Skip to main content
Report this ad

See also:

Boxing pound-for-pound: October 2011

The top fighter in the world in training for November.
The top fighter in the world in training for November.
Jeff Gross/Getty Images

There really is no art or science in creating a boxing pound-for-pound (P4P) list. Generally, there is a strong consensus as to the top 3 or 4 in the sport, but the remainder is subjective guesswork. How else could some guy from Thailand be ranked over Miguel Cotto, Carl Froch, Yuriorkis Gamboa, and Lucian Bute? Be as it may, according to the average taken of the top 6 credible P4P lists, here are your top 10 fighters for October 2011:
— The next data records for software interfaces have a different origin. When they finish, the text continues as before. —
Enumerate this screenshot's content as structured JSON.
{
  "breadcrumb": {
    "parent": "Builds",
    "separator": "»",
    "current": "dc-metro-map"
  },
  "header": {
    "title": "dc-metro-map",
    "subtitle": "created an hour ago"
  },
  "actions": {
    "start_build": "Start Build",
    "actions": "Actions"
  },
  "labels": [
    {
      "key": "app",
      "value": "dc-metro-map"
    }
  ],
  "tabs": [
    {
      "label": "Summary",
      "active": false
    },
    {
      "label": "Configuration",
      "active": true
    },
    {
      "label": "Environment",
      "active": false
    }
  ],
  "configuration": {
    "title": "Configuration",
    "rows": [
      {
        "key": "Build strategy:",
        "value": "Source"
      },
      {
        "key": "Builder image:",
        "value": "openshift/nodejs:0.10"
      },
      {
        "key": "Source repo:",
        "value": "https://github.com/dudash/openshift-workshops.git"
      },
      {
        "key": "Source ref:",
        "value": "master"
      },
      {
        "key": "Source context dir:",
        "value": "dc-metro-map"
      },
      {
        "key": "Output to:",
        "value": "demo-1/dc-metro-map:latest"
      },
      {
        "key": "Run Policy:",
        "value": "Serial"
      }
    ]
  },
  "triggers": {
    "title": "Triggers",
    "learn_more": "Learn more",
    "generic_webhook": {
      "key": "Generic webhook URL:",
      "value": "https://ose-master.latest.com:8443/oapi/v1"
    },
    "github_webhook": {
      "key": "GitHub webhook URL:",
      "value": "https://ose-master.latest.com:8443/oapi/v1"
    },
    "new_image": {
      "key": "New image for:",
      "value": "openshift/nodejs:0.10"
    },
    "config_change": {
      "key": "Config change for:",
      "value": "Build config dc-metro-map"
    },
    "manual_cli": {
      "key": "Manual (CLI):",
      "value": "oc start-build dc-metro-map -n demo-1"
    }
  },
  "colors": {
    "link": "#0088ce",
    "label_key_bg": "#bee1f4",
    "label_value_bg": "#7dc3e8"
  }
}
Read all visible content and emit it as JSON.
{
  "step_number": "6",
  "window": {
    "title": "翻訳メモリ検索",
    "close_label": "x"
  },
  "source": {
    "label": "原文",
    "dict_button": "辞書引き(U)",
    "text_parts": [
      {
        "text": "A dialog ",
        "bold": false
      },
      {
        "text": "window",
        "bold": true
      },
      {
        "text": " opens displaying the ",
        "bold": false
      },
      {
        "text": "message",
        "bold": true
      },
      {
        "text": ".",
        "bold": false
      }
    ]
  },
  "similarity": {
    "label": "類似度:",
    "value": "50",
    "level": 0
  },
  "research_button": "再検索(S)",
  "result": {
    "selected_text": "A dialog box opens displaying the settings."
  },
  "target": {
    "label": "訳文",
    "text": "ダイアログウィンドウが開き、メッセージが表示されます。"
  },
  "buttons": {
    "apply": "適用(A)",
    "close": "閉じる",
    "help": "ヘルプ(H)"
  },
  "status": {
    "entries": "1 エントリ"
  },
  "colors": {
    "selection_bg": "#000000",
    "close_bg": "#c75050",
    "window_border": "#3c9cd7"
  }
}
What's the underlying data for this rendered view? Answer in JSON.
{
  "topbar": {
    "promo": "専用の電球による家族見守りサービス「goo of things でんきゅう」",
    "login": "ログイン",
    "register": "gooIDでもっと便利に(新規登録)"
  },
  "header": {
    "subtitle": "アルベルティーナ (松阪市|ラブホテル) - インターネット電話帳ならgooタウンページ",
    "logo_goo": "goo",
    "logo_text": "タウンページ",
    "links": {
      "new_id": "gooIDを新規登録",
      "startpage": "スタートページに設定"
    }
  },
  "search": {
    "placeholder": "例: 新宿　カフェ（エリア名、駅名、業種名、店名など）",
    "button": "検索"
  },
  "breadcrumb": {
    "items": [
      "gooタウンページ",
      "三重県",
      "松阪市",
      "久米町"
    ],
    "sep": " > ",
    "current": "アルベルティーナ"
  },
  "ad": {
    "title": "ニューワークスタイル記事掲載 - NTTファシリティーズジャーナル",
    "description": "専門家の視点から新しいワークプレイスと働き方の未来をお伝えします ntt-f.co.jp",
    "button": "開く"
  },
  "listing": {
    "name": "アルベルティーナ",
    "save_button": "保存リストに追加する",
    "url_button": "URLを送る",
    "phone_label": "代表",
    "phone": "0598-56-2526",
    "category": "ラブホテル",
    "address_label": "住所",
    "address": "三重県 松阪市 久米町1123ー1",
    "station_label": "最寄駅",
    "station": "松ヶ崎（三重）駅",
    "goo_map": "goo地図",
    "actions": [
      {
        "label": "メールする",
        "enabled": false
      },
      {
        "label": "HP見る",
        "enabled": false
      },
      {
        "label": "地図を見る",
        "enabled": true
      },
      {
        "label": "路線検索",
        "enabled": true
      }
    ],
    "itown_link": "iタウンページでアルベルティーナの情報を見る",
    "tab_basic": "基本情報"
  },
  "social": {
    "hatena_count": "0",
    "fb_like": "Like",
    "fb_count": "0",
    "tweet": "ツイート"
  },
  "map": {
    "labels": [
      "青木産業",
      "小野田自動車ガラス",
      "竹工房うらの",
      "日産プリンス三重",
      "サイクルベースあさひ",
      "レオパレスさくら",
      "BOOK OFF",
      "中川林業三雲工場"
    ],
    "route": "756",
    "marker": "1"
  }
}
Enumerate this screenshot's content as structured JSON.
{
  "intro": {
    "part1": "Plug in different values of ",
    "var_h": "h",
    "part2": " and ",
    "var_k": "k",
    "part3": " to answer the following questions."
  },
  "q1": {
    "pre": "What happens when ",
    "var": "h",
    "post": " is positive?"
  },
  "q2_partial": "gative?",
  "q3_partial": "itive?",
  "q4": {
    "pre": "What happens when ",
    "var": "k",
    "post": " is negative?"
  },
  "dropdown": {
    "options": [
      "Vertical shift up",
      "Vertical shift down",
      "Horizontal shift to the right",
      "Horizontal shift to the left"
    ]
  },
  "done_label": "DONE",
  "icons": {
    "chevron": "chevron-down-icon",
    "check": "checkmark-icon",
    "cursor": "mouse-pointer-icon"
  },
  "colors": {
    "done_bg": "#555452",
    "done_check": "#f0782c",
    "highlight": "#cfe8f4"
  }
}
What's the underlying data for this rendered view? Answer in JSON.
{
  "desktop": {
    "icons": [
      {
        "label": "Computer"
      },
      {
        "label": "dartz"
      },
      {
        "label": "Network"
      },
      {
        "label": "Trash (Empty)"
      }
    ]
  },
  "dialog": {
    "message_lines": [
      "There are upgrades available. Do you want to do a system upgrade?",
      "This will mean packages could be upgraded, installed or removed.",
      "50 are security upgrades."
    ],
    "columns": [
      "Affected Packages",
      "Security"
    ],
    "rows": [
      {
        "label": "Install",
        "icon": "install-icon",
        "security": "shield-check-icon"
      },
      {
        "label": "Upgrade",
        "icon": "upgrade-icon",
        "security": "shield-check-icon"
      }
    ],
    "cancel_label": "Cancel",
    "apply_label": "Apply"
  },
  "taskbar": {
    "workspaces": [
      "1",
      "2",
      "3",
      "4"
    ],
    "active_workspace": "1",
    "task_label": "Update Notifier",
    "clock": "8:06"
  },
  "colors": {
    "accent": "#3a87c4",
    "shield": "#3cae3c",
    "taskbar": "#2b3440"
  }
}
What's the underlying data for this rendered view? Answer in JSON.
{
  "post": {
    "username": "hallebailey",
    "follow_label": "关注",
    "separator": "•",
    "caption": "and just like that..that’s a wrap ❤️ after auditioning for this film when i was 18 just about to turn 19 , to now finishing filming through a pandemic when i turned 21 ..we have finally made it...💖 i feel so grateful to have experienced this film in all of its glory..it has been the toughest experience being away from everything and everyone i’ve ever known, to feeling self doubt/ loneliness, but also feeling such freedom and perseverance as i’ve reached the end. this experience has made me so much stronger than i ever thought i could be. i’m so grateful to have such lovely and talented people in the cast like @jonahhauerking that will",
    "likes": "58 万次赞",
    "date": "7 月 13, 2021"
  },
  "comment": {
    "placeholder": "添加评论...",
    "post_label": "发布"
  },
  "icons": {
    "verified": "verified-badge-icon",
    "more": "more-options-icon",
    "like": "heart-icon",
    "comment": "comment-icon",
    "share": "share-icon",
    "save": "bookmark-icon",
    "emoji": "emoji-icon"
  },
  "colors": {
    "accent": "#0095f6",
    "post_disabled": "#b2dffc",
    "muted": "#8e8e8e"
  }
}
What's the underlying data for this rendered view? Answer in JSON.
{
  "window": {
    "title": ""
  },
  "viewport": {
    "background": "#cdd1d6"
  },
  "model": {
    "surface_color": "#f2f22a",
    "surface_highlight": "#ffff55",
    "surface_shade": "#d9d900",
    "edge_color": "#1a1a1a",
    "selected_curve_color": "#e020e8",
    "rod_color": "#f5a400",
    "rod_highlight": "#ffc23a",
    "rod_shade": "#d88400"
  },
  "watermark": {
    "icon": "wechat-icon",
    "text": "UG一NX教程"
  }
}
  • No. 10 – Some guy from Thailand.
  • No. 9 – Bernard Hopkins. There has to be something said for the man who has become the oldest champion in the history of the sport and who is still ranked as a top 10 P4P fighter. Some may argue that his ranking today, however, does not exist on a recent activity, but rather a career body of work. Regardless, B-Hop deserves to be ranked. At 46, Hopkins’ fight schedule is better than many on this list, and he is in final preparation for his meeting with Chad Dawson on October 15th.
  • No. 8/7 (tie) – Wladimir Klitschko and Timothy Bradley. As far as Klitschko, the guy was just born in the wrong time period. His predecessors existed in the heavyweight golden age. How would Klitschko have fared against Mike Tyson, Muhammad Ali, George Foreman, Evander Holyfield, Riddick Bowe, or Larry Holmes? That’s for history to judge, but for now, he is a top 10 P4P fighter on division dominance alone. As for Bradley, Joel Casamayor? A shot 40 year old is the best you can do?
  • No. 6 – Andre Ward. Personally speaking, S.O.G. should be in the top 5. Ranking number 5 below consistently so high is becoming ceremonial, number 4 fights every two years’ish, and number 2 doesn’t own enough wins over quality opposition. If Ward can defeat Froch in December, then voters need to consider who besides number 1 on this list is willing to fight anyone put in front of him.
  • No. 5 – Juan Manuel Marquez. Mexican fighters have a tendency, well like most fighters, to stick around after the fat lady has sung, changed out of her plus-sized sequined gown, and parked herself at Golden Corral. Next month will prove precisely such when he meets the number 1 P4P fighter in the world.
  • No. 4 – Floyd Mayweather, Jr. He’s baaaack. With his “win” over Victor Ortiz two weeks ago, Mayweather has now requalified for P4P consideration. It’s interesting that he has come in so low, but consider that many lists have not updated yet. Next month, he will likely reclaim his home at number 2.
  • No. 3 – Nonito Donaire. The Filipino Flash fights Omar Navraez later this month. He will win and fans will still wonder why, at the age of 28, we haven’t seen more. The reality is that he is becoming the Klitschko of the bantamweight division—a great fighter with no opposition. A move up in weight is inevitable if he’s expected to be the next Manny Pacquiao.
  • No. 2 – Sergio Martinez. It is long forgotten that Martinez was once stopped by Antonio Margarito. What’s not forgotten is that he has not been dominated since—losing only once to Paul Williams. The problem with Martinez, if being repetitive is allowed, is that he is becoming the Klitschko of the middleweight division. Fight Darren Barker tonight, vacate the titles tomorrow, and move up to super middleweight on Monday.
  • No. 1 – Manny Pacquiao. Even though the great one did not necessarily look like himself against Shane Mosley, he dominated him. This means that even a 90% Pac is still the best fighter in the world. Don’t expect a loss to kick him out of the top spot—that’s just not going to happen. Manny Pacquiao will retire as the current top P4P fighter in the world and as one of the greatest fighters of all time. Such will be true regardless of whatever happens with Floyd Mayweather, Jr.


Report this ad